→ ASSIGNMENT:
Go through the entries below. Copy each line in which "legend" appears.

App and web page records
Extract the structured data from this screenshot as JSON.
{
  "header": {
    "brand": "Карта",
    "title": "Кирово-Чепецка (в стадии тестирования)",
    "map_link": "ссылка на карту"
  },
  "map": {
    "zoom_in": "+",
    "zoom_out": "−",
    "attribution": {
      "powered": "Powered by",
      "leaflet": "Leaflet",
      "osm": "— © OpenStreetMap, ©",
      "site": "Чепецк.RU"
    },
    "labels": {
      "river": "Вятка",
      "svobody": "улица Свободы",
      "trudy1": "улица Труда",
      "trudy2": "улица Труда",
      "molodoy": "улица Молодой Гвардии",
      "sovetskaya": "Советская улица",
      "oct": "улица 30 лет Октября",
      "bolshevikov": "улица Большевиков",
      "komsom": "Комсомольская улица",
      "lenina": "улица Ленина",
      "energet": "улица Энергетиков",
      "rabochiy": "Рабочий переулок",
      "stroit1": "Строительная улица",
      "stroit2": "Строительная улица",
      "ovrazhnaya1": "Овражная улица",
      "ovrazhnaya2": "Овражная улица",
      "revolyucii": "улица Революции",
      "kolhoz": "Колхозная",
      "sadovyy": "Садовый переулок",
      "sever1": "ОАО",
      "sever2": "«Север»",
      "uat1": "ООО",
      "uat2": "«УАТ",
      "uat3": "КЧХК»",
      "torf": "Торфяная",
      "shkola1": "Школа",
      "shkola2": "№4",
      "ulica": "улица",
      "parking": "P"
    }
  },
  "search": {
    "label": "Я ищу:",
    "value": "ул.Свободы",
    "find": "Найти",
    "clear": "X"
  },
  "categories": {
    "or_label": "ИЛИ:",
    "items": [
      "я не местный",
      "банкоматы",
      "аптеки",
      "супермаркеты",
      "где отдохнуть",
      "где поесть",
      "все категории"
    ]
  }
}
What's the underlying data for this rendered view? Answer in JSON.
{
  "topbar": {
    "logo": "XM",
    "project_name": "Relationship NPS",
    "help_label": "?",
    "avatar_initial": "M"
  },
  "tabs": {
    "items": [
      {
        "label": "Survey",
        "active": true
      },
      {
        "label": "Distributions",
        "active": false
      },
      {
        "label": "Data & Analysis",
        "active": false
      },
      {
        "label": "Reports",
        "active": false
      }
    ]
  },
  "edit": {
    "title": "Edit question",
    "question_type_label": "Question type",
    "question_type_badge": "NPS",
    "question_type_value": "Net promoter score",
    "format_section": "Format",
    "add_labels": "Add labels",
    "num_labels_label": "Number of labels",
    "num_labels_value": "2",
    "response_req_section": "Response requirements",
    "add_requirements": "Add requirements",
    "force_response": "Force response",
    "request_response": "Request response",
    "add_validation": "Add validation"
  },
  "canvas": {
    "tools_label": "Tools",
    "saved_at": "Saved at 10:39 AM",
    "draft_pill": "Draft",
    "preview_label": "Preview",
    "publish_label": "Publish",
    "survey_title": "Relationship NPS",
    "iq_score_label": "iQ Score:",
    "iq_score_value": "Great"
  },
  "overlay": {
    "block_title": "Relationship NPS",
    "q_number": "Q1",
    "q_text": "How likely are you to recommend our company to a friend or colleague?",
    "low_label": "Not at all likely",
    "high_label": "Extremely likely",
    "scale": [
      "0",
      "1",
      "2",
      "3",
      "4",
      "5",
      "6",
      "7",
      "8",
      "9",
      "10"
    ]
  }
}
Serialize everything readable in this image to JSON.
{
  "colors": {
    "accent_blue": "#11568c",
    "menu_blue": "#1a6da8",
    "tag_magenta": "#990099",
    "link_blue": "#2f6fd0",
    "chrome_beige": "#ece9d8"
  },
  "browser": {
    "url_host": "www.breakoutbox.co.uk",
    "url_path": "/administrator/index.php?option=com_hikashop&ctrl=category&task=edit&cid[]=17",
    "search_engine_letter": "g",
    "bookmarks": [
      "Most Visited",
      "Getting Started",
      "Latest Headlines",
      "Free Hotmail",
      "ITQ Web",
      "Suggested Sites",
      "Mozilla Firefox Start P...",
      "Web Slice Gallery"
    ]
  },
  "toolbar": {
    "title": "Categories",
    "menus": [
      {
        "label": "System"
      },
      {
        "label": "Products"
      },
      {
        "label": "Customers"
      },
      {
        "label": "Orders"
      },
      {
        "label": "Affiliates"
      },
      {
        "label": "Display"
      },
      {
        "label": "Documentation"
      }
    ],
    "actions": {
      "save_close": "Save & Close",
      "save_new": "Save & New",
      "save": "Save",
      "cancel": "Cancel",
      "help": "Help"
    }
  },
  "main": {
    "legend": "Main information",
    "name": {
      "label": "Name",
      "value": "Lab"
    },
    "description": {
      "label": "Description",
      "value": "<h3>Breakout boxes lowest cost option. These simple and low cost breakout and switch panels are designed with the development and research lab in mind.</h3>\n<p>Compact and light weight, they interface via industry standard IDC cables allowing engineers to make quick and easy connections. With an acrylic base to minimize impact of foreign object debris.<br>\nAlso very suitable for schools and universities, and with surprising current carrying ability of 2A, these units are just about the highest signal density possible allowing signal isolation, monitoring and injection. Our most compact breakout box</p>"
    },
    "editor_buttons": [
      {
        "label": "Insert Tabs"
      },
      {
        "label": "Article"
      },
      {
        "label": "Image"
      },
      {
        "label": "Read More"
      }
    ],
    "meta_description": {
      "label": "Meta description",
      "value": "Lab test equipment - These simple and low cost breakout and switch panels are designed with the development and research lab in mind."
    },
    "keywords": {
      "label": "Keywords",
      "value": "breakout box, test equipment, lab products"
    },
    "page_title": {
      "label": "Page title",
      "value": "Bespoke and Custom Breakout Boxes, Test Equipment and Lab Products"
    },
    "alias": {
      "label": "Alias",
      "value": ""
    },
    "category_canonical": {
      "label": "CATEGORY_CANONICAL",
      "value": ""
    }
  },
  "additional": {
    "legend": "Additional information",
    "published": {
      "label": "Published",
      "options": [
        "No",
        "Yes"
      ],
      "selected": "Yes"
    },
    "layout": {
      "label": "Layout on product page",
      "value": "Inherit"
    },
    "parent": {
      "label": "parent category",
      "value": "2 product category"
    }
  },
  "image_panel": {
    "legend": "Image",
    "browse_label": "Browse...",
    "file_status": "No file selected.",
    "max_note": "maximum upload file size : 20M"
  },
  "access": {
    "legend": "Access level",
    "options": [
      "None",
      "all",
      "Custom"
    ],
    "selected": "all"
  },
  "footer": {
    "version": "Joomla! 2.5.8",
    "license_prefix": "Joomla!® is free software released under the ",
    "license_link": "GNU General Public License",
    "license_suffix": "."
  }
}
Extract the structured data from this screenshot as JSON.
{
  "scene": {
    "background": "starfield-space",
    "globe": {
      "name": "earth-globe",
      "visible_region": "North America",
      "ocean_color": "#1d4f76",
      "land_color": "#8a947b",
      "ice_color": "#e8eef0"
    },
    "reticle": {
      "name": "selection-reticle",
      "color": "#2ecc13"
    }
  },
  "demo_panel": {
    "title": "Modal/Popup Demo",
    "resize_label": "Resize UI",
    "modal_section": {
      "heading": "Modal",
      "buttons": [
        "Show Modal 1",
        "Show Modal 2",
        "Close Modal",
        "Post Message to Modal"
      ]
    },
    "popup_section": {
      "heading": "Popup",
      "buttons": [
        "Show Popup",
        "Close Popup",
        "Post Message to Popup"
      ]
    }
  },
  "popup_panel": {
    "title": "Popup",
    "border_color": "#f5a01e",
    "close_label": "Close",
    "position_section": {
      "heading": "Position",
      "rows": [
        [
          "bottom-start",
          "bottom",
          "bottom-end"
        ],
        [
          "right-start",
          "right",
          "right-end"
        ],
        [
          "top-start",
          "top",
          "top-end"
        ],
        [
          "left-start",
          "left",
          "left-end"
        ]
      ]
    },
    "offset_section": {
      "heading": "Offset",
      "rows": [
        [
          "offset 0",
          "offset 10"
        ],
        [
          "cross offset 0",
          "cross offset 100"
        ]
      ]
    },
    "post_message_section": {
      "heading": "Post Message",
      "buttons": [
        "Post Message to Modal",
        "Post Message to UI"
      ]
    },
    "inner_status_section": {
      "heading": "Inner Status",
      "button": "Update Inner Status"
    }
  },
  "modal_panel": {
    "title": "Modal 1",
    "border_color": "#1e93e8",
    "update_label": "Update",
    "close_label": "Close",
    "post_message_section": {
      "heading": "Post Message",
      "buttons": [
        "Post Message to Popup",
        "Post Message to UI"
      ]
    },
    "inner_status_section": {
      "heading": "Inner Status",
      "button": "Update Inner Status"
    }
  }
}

→ OUTPUT OF THE EXERCISE:
    "legend": "Main information",
    "legend": "Additional information",
    "legend": "Image",
    "legend": "Access level",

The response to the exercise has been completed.